People in developed and developing countries use medicinal plant remedies as alternatives to modern medicine due to their safety, low cost, independent availability, available in all instances, with no side effects. It has been estimated that as many as 75–90% of the world's tribal and rural people rely on herbal traditional medicine for their primary health care even today.

Drugs derived from natural products are usually secondary metabolites and their derivatives. Secondary metabolites provide a pool of compounds from which new biochemical processes can emerge. Secondary metabolites provide defensive substances or other physiologically important substances. It is estimated that around 95% of the medicinal plants species occur in the wild. In the area of conservation of natural resources, preservation of medicinal plants in the wild and their cultivation outside their natural habitat have assumed significance, especially during the last decade of the last millennium, because of their alarming depletion due to various reasons which are inimical to the natural regeneration of these species. It is necessary to preserve wild populations of different plant species with their inherent intraspecific diversity for further evolution, and this is best done by setting aside forest areas as conservation areas. More and more problems might be discovered and solved in the research of medicinal plants with the tools of bioinformatics, especially in the process of medicinal plant genome project.

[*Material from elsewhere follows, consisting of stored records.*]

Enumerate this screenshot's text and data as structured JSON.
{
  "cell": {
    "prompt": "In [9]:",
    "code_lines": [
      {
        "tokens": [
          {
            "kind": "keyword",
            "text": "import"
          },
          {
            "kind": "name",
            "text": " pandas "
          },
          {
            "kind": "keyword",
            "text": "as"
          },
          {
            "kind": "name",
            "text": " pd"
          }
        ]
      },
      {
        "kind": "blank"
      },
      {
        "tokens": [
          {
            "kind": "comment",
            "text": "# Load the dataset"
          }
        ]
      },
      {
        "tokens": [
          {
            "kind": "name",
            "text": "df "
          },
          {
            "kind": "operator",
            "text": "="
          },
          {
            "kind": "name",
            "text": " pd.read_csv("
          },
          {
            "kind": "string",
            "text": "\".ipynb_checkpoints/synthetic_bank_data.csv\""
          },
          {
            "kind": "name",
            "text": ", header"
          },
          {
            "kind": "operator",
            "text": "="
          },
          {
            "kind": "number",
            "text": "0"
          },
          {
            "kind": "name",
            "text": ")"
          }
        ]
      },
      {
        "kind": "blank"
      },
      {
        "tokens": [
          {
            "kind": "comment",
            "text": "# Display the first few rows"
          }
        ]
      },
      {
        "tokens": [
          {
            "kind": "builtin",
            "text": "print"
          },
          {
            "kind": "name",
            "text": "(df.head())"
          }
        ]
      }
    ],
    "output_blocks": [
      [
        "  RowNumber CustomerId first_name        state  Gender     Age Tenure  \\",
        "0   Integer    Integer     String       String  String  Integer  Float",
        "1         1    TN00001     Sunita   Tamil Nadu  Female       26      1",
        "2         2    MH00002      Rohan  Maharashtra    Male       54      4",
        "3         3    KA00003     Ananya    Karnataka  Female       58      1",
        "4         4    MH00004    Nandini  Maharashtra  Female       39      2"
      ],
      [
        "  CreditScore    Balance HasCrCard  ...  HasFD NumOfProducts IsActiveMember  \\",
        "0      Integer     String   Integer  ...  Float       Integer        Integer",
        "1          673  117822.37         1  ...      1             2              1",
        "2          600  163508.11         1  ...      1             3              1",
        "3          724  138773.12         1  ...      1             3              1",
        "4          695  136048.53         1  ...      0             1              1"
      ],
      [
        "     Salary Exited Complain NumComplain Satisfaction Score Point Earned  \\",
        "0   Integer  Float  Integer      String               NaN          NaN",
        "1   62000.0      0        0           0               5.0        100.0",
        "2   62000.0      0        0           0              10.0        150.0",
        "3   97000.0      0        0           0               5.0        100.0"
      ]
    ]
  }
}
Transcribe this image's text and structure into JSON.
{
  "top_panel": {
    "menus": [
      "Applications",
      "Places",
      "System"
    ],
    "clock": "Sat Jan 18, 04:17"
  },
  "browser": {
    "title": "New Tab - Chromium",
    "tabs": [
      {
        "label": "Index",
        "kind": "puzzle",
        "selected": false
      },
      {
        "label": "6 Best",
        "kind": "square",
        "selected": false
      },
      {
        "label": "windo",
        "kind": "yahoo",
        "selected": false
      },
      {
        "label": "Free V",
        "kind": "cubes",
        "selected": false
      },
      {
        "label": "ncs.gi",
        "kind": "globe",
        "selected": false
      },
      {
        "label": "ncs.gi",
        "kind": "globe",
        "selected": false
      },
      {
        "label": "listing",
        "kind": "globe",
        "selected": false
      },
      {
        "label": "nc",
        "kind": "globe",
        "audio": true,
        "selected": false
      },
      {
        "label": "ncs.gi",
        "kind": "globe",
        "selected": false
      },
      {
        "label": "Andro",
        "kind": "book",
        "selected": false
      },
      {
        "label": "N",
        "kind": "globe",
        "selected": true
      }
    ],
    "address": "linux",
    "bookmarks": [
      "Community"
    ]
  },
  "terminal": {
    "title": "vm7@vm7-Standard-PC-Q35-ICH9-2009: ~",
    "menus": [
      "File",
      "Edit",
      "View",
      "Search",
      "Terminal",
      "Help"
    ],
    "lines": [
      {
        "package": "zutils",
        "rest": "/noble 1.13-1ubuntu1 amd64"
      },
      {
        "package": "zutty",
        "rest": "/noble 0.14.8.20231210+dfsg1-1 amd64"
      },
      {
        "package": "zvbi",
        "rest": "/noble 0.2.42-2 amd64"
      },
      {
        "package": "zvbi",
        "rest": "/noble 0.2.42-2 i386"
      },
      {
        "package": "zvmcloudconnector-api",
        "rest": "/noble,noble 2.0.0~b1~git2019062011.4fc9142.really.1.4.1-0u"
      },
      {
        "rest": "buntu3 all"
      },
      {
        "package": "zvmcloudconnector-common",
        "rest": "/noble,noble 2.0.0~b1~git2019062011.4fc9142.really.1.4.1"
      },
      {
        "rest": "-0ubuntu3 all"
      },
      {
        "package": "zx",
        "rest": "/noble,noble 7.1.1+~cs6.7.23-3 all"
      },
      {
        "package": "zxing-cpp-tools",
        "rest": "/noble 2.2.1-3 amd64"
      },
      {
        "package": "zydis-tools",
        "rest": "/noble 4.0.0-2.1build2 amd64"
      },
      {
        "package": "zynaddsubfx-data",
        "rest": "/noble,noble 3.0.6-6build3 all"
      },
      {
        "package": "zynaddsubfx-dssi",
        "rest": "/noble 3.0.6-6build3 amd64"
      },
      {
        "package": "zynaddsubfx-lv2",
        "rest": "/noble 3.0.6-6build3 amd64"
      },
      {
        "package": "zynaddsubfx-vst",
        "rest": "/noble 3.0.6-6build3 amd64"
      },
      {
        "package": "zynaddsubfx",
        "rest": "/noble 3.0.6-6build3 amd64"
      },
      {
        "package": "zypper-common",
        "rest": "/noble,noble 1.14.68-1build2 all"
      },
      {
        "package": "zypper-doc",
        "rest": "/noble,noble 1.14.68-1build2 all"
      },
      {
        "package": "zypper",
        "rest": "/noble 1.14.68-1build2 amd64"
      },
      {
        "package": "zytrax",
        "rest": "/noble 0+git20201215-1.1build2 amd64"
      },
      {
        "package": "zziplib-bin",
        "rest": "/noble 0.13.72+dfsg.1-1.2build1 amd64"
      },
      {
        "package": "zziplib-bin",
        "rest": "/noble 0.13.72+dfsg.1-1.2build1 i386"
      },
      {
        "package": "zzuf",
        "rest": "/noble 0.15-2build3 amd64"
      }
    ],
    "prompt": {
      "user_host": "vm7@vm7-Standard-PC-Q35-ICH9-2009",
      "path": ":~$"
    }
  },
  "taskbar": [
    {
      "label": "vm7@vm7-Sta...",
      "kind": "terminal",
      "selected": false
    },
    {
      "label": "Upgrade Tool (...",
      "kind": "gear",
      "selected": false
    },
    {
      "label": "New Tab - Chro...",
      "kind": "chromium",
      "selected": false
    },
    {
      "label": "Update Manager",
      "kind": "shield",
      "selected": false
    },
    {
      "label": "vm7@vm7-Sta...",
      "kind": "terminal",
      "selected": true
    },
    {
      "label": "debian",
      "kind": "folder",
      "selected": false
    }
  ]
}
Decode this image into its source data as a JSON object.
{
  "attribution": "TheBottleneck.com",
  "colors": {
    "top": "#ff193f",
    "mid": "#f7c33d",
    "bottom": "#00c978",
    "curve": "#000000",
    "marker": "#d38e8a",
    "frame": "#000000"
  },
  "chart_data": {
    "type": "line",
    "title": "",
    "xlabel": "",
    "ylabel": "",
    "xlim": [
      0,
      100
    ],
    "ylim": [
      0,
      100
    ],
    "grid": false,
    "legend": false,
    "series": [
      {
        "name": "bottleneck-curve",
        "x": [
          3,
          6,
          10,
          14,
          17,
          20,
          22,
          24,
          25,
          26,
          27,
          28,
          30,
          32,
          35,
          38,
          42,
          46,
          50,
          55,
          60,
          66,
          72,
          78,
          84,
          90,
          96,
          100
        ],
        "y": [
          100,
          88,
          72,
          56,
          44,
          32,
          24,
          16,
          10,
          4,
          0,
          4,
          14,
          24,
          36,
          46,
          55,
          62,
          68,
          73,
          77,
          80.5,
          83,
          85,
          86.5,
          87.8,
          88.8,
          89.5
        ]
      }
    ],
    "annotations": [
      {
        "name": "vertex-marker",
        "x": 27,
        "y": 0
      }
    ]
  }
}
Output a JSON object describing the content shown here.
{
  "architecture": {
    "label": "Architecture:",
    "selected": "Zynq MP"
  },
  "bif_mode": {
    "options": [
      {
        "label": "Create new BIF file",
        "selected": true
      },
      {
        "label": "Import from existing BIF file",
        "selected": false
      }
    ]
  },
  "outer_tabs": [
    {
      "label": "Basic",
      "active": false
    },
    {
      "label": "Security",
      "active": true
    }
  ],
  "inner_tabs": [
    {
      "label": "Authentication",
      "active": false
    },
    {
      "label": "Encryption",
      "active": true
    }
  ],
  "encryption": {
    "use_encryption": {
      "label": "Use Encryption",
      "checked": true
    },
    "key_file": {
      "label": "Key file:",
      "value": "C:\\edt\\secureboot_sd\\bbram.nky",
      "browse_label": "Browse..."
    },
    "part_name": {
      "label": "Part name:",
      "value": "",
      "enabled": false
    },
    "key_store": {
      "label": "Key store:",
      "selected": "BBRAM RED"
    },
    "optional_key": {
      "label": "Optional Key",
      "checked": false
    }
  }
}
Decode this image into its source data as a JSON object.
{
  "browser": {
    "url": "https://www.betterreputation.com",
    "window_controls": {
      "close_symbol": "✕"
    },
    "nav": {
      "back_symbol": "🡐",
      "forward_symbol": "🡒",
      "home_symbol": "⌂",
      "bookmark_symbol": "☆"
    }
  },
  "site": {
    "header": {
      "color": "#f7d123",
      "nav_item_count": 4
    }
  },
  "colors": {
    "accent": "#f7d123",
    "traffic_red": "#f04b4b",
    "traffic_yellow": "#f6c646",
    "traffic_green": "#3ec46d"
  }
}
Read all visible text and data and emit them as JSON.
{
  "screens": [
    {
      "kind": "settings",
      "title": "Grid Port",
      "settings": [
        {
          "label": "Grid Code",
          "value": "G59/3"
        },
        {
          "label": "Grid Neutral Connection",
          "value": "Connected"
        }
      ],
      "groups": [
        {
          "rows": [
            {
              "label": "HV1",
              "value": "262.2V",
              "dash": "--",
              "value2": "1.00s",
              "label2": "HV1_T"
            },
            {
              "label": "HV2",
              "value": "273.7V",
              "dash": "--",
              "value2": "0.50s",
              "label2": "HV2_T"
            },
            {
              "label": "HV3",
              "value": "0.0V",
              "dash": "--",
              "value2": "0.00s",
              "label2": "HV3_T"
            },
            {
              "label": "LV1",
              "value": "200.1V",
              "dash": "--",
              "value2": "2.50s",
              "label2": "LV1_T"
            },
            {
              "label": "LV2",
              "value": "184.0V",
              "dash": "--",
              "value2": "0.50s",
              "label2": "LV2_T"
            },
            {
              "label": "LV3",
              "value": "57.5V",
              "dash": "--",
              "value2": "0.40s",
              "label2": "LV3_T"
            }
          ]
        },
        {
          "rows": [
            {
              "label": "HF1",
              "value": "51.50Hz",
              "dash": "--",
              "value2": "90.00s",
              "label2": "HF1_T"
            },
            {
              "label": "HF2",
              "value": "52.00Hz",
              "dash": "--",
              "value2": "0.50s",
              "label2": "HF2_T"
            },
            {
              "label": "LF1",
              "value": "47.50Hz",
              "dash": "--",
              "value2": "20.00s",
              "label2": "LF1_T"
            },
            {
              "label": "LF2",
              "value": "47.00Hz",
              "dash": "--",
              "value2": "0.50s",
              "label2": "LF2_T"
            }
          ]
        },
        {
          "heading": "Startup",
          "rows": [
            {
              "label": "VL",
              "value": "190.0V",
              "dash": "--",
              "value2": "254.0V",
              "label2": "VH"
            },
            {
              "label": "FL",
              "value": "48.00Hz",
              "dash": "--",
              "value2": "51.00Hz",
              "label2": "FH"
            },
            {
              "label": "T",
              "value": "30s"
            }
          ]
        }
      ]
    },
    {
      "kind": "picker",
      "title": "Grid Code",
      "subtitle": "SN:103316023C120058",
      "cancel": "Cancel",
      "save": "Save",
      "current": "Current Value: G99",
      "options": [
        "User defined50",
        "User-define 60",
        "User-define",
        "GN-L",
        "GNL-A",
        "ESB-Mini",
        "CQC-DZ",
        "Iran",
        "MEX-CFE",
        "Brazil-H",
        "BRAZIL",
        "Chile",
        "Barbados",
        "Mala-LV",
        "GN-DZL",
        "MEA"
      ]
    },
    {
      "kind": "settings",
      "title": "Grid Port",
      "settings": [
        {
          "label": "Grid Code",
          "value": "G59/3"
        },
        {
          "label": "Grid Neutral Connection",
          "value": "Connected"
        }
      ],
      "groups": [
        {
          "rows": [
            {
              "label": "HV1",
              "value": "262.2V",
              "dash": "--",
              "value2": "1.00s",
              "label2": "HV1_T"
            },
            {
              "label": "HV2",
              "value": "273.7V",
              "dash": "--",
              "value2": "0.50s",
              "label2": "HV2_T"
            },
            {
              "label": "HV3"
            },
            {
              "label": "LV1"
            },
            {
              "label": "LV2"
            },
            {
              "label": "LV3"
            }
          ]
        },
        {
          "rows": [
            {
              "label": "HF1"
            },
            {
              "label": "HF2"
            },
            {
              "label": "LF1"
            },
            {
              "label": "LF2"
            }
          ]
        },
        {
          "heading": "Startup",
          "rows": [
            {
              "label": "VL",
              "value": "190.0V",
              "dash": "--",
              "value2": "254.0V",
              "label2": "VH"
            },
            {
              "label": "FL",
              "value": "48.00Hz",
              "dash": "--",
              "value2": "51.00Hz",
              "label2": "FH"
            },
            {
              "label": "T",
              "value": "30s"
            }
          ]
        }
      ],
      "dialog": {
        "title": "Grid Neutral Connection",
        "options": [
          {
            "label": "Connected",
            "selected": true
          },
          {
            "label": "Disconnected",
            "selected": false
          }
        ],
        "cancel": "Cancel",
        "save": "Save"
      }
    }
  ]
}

Following the pioneering and monumental work of Sir R.N. Chopra and his colleagues in the early period of twentieth century, there has been a tremendous upsurge of interest and research in the field of indigenous drugs. There are various conditions in the current clinical practice (Grey areas in Modern Medicine), where one finds modern medicinal agents inadequate, either from efficacy or safety or compliance point of view and the patients are consulting alternative medical systems in search of a cure. India ranks sixth among the 12 mega diversity centers of the world, and is home for a usually large number of endemic species. Therefore, we have to design more holistic strategies for management of medicinal plants in the country.

Conservation and cultivation of rare endangered and highly utilized herbs in the classical formulations are very much needed due to over exploitation of natural resources. Ex situ as well as in situ cultivation of trees (Ashoka, Khadira, Arjuna, Bilwa, Gambhari, Syonaka, Patala, Pilu, Shalmali, Saptaparni, etc.), shrubs (Arani, Vasa, Vidanga, Guggulu, Bharangi, Nirgundi, Danti, Jyotishmati, Daruharidra, Chitraka, Dhataki, etc.), climbers (Guduchi, Shatavari, Vidarikanda, Jivaka, Sariba, Asthisamharaka, Jati, Vridhadaru, etc.), and herbs (Shaliparni, Prishniparni, Kantakari, Brihati, Gokshura, Bhringaraj, Mandookaparni, Brahmi, Shankhaparni, Bhumyamalaki, Ashwagandha, Mamejjaka, Bhunimba, Kiratatikta, Parpataka, Kumari, Mashaparni, Mudgaparni, Kasamarda, Chakramarda, Latakasturi, Duralabha, Tulasi, etc.) should be taken up. Establishment of herbal gardens at the district as well as Taluka level, which acts as resource centers for propagation of medicinal plants and ayurvedic traditional knowledge, education to the masses and distribution of medicinal plant seedlings and raw materials required in limited quantity to the local people and local healers, should be taken up. The improved variety of medicinal plants should be selected for cultivation to get maximum production. Heavy metal, pesticides, and radio residues to be tested in the raw material prior to supply to the manufacturing units/consumers. Research studies should be planned to evaluate the activities of leaves of Dasamoola and Arjuna as a proper substitution for sustenance of the species.

Articles from Ayu are provided here courtesy of Medknow Publications